Maintaining Balance In The Wake Of Bank Failure

Benjamin Haas |

Life’s all about balance. We need balance to stand up straight and move – or we become sedentary. We need balanced diets to stay healthy and fit – or our bodies can malfunction. We need to balance our desire for late night fun with the need for a good night’s sleep – or we risk becoming unproductive the next day. Banks need to balance deposits and loans – or they risk failure. And we need to balance our worries with optimism and education – or we risk either living in fear all the time and then making rash decisions because of it. 

I never want to downplay the importance of understanding what’s happening in the word around us. Silicon Valley Bank’s failure is major news1. If there’s one thing our financial systems need more than anything, it’s solvent banks and a belief that “our money is safe.” We know there are risks with stocks – we expect losses from time to time. We also know that even bond values can go down as interest rates change (a harsh reminder we received in 20222). But one thing needs to be constant, and that’s the ability to safely stow our money in banks for future use – risk free.  
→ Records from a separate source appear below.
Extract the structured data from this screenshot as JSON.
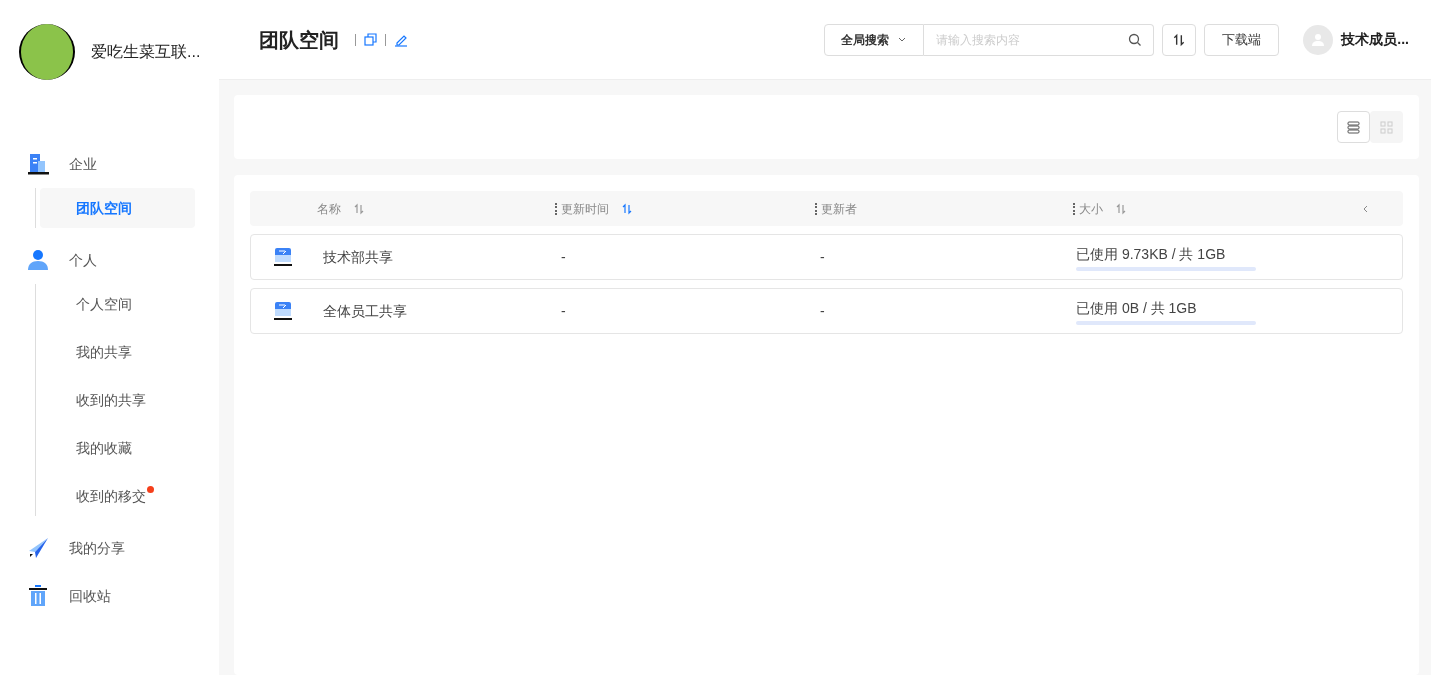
{
  "org": {
    "name": "爱吃生菜互联..."
  },
  "header": {
    "title": "团队空间",
    "search_scope": "全局搜索",
    "search": {
      "placeholder": "请输入搜索内容"
    },
    "download": "下载端",
    "user": "技术成员..."
  },
  "view_toggle": [
    {
      "kind": "list",
      "selected": true
    },
    {
      "kind": "grid",
      "selected": false
    }
  ],
  "sidebar": {
    "items": [
      {
        "label": "企业",
        "kind": "building",
        "children": [
          {
            "label": "团队空间",
            "selected": true,
            "dot": false
          }
        ]
      },
      {
        "label": "个人",
        "kind": "person",
        "children": [
          {
            "label": "个人空间",
            "selected": false,
            "dot": false
          },
          {
            "label": "我的共享",
            "selected": false,
            "dot": false
          },
          {
            "label": "收到的共享",
            "selected": false,
            "dot": false
          },
          {
            "label": "我的收藏",
            "selected": false,
            "dot": false
          },
          {
            "label": "收到的移交",
            "selected": false,
            "dot": true
          }
        ]
      },
      {
        "label": "我的分享",
        "kind": "plane"
      },
      {
        "label": "回收站",
        "kind": "trash"
      }
    ]
  },
  "table": {
    "columns": [
      {
        "label": "名称",
        "sorted": false
      },
      {
        "label": "更新时间",
        "sorted": true
      },
      {
        "label": "更新者"
      },
      {
        "label": "大小",
        "sorted": false
      }
    ],
    "rows": [
      {
        "name": "技术部共享",
        "updated": "-",
        "updater": "-",
        "size": "已使用 9.73KB / 共 1GB"
      },
      {
        "name": "全体员工共享",
        "updated": "-",
        "updater": "-",
        "size": "已使用 0B / 共 1GB"
      }
    ]
  }
}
That confidence was shaken this weekend. Customers of the 16th largest bank3 needed to be bailed out by FDIC insurance5 after a “run on the bank” took place over several days, not unlike in the plot of It’s A Wonderful Life from 80 years ago.4 When customers want to withdraw their money at the same time based on any number of fears (in this case the tech boom had faded in Silicon Valley and funding was depleted) then faith in banking is lost, and failure can be a self-fulfilling prophecy. The bank sold assets at a loss to cover withdraws and there weren’t deposits to replace them. Without balance – failure.  

I do not want others to ignore potential problems or warning signals caused by this event. But I also don’t want our clients to live in fear or worry about their life savings or investments – or big banks. We need to balance the fear and worry with a little bit of education and perspective, and indeed a little hope and optimism. Without getting too deep into the weeds on regulatory requirements (and the difference between national and region banks) here are a couple things I, personally found helpful as it relates to the events surrounding Silicon Valley Bank and where we go from here: 

  1. Our system works. Insurances exist for a reason. Deposits were backed5. This means the Fed, FDIC, and US Treasury proved that people will be made whole and that helps re-instill confidence and prevents a wider panic.  

  1. Those most at risk are those that knowingly took risk – investors and stakeholders in the bank, bank executives and the management team of SVB.  

  1. The make-up of the banks now reported to be in trouble are different than your “typical” bank. These banks are not like Wells Fargo, JP Morgan, BNY Mellon, etc. 

    • Silicon Valley Bank had a narrow focus on technology companies, specifically startup tech companies, venture capitalist firms that fund startups, etc. 
    • Silvergate6 – a central lender to the crypto industry, is one of two main banks for crypto companies (Signature Bank, noted below, being the other one) 

    • Signature Bank7 – expanded in 2018 with focus on crypto industry by creating 24/7 payments network for crypto clients which helped accelerate deposit growth 

  2. There will be scrutiny on the management of these banks. But zooming out, you could also point a finger back to Covid again. This could be seen as another domino from the monetary and policy decisions surrounding the pandemic. When the Federal Reserve took interest rates to zero, flooded the system with liquidity and then Congress approved trillions in stimulus funds on top of all that, inflation was going to happen – and it did in a big way. In retrospect, perhaps the Fed was too slow to raise rates again, having to spike in 2022 to combat inflation and it appears that put pressure on the balance sheets of certain smaller banks with exposure to the more speculative asset classes of the Covid pandemic – crypto and tech startups. 

    • The silver lining could be that new found “caution” around lending as a fallout of this reality could in itself be deflationary. Time will tell… 


Hope is not a strategy and I’m not suggesting that we just hope and pray for the best. But for now, I believe the stock and bond markets are telling us that while this is a situation worth monitoring, there is no current cascading affect, contagion, or hidden skeletons in the closet that warrants a major shift in our plans or strategy.   

My hope for you, our clients is the following: 

  1. If you have questions, please reach out! We want you to be informed JUST enough to balance understanding without generating unnecessary fear. 

  1. Let us do the worrying. Let us filter the information. Let us provide the advice and direction. We are paid to take some of this burden OFF you so instead of reading and analyzing and assessing on your own, you can simply follow our lead.  We promise to let you know if and when you should be doing something different 

  1. Don’t let your mind wander too far.  


Whether its food, sleep, or the emotional tug-of-wars we have every day – it’s not easy to maintain balance when the world around us feels crazy. Let us know how we can help. 













Investment advice offered through Great Valley Advisor Group, a Registered Investment Advisor. Great Valley Advisor Group and Haas Financial Group are separate entities. This is not intended to be used as tax or legal advice. Please consult a tax or legal professional for specific information and advice. Tracking # T005497